The budget was handed down on Tuesday as the state grapples with a massive increase in debt putting the state on the cusp of a sensitive credit rating downgrade.
NSW is reining in projected debt levels, with gross debt projected to hit $173.4bn by June 2026, which is $14.8bn below projections disclosed in the pre-election budget update.
Reducing debt is expected to save taxpayers $2.3bn of interest repayments, which the government said would be redirected to supporting essential services. Crucially, debt is still forecast to rise every year over the estimated, raising questions over when it will peak.
Families and households will be provided with relief from the “once in a generation” cost of living crisis through a range of subsidies including $500 per child in fee relief for three-year-olds in long daycare.
Energy bill and toll relief measures have also been extended for some parts of the population.
Following a review of government spending, Mookhey announced a $530m reduction in spending on consultants and labour hire, a saving of $111m by merging the Greater Cities Commission and Western Parkland authority into the planning department and more than half a billion by ending EV subsidies and.
The government has already announced its intention to see more homes built closer to Sydney’s CBD and along transport routes, and pledged $224m to build more social housing properties as the need continues to increase.
The Minns government’s decision to bail out Sydney’s embattled Star casino by lowering taxes for every casino in NSW was expected to cost the government $432m in lost revenue over the next four years.

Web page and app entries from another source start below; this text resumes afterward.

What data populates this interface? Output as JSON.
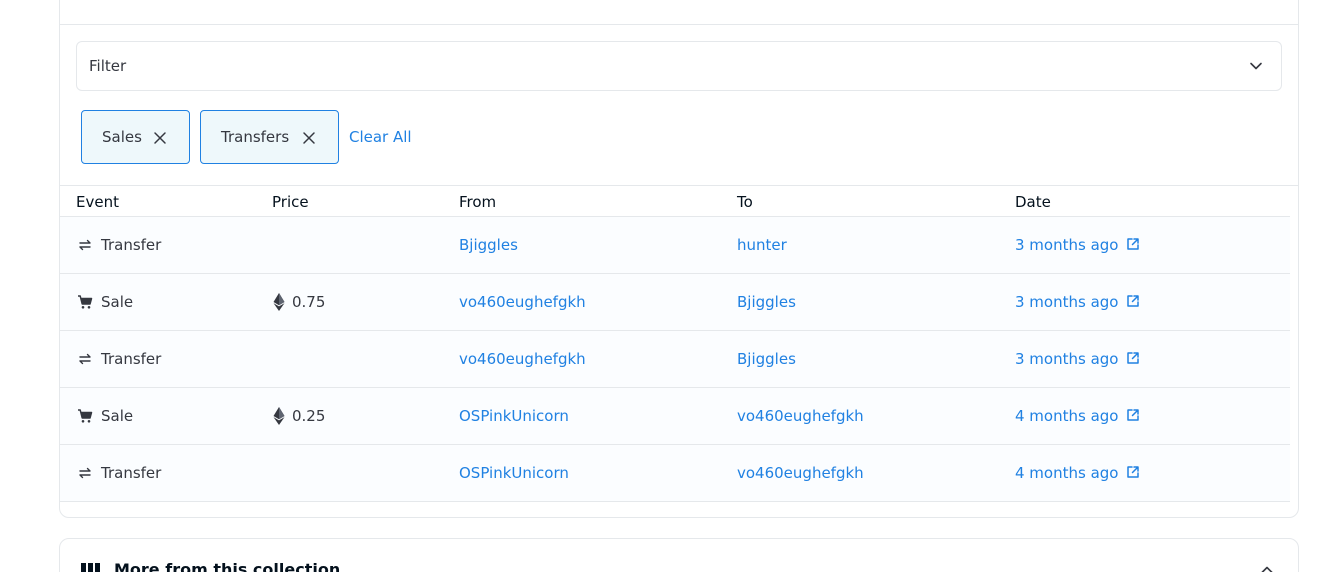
{
  "filter": {
    "label": "Filter"
  },
  "chips": [
    {
      "label": "Sales"
    },
    {
      "label": "Transfers"
    }
  ],
  "clear_all": "Clear All",
  "table": {
    "headers": [
      "Event",
      "Price",
      "From",
      "To",
      "Date"
    ],
    "rows": [
      {
        "event": "Transfer",
        "event_icon": "transfer-icon",
        "price": "",
        "from": "Bjiggles",
        "to": "hunter",
        "date": "3 months ago"
      },
      {
        "event": "Sale",
        "event_icon": "cart-icon",
        "price": "0.75",
        "from": "vo460eughefgkh",
        "to": "Bjiggles",
        "date": "3 months ago"
      },
      {
        "event": "Transfer",
        "event_icon": "transfer-icon",
        "price": "",
        "from": "vo460eughefgkh",
        "to": "Bjiggles",
        "date": "3 months ago"
      },
      {
        "event": "Sale",
        "event_icon": "cart-icon",
        "price": "0.25",
        "from": "OSPinkUnicorn",
        "to": "vo460eughefgkh",
        "date": "4 months ago"
      },
      {
        "event": "Transfer",
        "event_icon": "transfer-icon",
        "price": "",
        "from": "OSPinkUnicorn",
        "to": "vo460eughefgkh",
        "date": "4 months ago"
      }
    ]
  },
  "more_collection": {
    "title": "More from this collection"
  },
  "colors": {
    "link": "#2081e2",
    "text": "#353840",
    "border": "#e5e8eb",
    "chip_bg": "#eef8fb"
  }
}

Labor expected to collect $1.5bn less gambling revenue over the same period than the previous government had forecast before the March state poll.
The government explained the revised figure is a result of the lower casino taxes, as well as a reduction in pokies use in both clubs and hotels and a “more subdued outlook” for Sydney’s casinos.
In the run up to the budget, the government announced a cap on tolls; $1.8bn for renewable energy infrastructure; $3.5bn for school builds and upgrades in Sydney’s west and south-west; and $1.4bn for regional schools.
It also announced more than $2.5bn for healthcare including hiring paramedic, nurses and midwives and a $13.8bn investment in health facilities.
The government also introduced an increase to coal royalties for the first time in almost 15 years, which is forecast to deliver an extra $2.7bn to the government over the next four years.
The government has already scrapped the wages cap – a key plank of its election platform – and announced a $3.6bn fund to support long-term pay growth for workers including nurses, paramedics and teachers.
Additional reporting Elias Visontay and Catie McLeod